And in case you're plotting out your nerd-alert calendar for 2013 (as one does), there will be plenty to gnaw on: Guillermo del Toro's Pacific Rim, a giant-monster movie already inspiring geek squeals on Facebook and beyond; Man of Steel (another crack at Superman, with Michael Shannon as General Zod); Star Trek Into Darkness (with Benedict Cumberbatch maybe playing KHAAAAAN); more Hunger Games-ing and hobbits; another Die Hard movie (A Good Day to Die Hard) and The Fast and the Furious 6 (title upgrade: 6 Fast 6 Furious); and another stand-alone Wolverine movie.
Surely there will be pleasures to be had among the above.
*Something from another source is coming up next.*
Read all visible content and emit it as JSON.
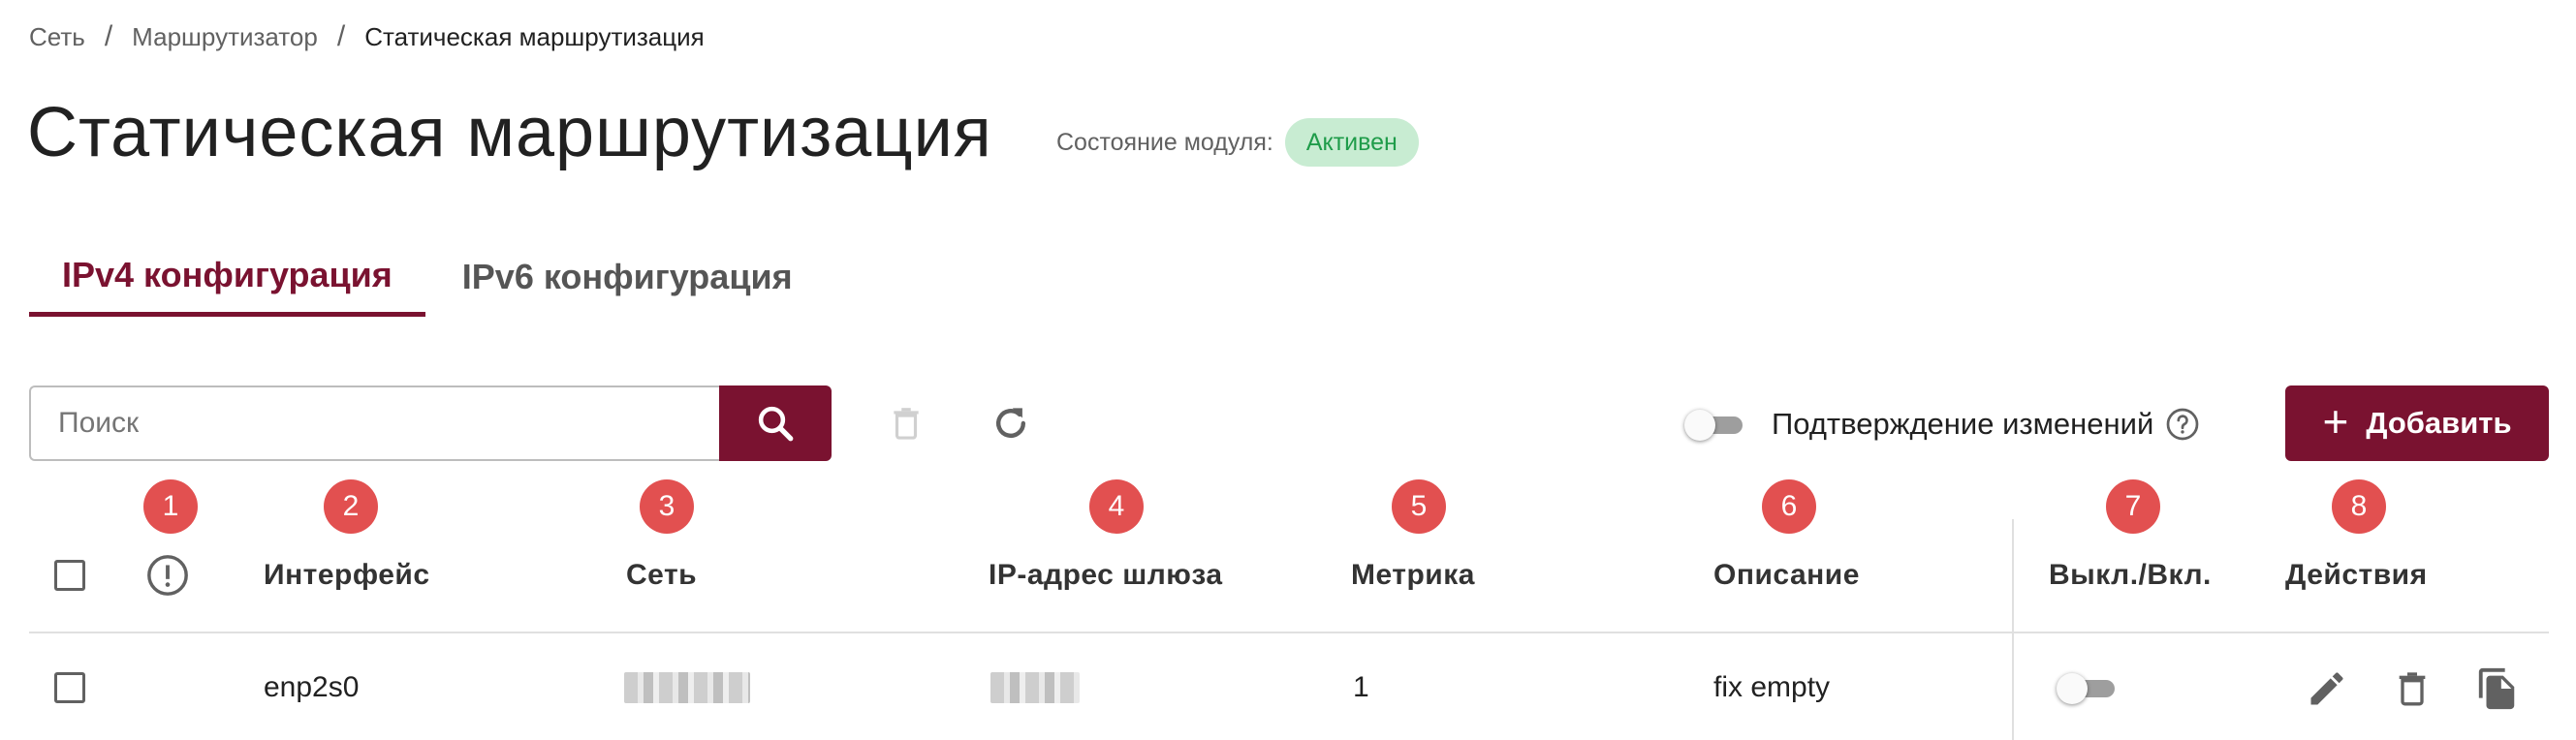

But as 2012 proved, the most rewarding films are almost always the ones you have to make an effort to see, whether it's planning a midnight date at a single-screen neighborhood theater, or keeping tabs on festivals — practically a weekly event in the Bay Area — to get the inside scoop on films making what might be their only local appearances. If you're lucky enough to live in a place that loves cinema as much as we do, you can practically curate your own festival. And why wouldn't you? Add ninjas if you dare.
1. Holy Motors (Leos Carax, France/Germany)
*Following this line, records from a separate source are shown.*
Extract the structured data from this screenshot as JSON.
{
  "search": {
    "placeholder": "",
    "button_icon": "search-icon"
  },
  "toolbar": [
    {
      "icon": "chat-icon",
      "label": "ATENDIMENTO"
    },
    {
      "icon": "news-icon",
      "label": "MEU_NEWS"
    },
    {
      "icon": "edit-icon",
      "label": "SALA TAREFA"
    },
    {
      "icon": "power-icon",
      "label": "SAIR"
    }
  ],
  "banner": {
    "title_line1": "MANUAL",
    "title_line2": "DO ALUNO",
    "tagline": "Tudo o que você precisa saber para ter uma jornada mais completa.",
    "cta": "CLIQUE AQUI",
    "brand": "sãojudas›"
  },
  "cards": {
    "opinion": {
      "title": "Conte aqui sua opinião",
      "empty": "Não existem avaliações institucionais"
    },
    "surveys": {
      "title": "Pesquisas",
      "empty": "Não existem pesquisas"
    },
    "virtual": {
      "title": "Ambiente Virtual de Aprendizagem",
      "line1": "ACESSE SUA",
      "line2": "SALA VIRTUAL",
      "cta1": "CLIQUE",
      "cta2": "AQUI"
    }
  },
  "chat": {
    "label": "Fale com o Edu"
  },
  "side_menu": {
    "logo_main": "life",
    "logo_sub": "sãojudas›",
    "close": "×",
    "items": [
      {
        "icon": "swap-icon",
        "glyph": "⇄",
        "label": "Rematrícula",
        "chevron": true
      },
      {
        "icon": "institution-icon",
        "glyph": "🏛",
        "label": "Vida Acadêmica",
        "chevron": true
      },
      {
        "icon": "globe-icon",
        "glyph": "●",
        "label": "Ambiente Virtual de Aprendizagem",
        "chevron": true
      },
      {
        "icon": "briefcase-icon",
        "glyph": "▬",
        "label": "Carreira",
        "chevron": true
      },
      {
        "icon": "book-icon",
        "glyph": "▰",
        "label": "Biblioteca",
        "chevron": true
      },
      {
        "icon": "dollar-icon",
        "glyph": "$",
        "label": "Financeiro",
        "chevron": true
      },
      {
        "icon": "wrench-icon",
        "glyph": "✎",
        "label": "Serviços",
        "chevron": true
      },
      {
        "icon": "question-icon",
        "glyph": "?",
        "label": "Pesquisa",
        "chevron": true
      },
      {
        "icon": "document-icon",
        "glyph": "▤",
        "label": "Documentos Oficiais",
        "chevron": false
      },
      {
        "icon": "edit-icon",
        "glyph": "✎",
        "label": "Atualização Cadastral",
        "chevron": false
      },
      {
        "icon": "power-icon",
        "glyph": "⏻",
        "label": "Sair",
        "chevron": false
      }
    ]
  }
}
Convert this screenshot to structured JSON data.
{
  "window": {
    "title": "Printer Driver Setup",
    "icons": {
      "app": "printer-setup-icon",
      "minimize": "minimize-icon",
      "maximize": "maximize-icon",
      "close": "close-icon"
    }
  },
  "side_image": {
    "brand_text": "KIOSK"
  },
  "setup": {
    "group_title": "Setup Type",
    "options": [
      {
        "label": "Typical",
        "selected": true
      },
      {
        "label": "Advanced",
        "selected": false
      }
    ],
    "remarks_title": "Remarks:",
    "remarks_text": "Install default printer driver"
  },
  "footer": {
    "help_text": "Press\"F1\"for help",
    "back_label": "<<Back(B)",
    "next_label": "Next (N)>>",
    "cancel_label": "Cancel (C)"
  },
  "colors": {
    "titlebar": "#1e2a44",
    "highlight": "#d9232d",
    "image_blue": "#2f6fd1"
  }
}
2. The Master (Paul Thomas Anderson, US)
3. Zero Dark Thirty (Kathryn Bigelow, US)
4. Room 237 (Rodney Ascher, US)
5. Beasts of the Southern Wild (Benh Zeitlin, US)
6. The Fourth Dimension (Aleksei Fedorchenko, Harmony Korine, and Jan Kwiecinski, Poland/US/Russia)
7. The Queen of Versailles (Lauren Greenfield, US/Netherlands/UK/Denmark)
8. Silver Linings Playbook (David O. Russell, US)
9. Miami Connection (Y.K. Kim and Woo-sang Park, US/Hong Kong, 1987)
10. Django Unchained (Quentin Tarantino, US)
Last Days Here (Don Argott and Demian Fenton, US, 2011)
Argo (Ben Affleck, US)
Bernie (Richard Linklater, US, 2011)
The Flat (Arnon Goldfinger, Israel/Germany, 2011) The Imposter (Bart Layton, UK) The Cabin in the Woods (Drew Goddard, US, 2011) Lincoln (Steven Spielberg, US/India)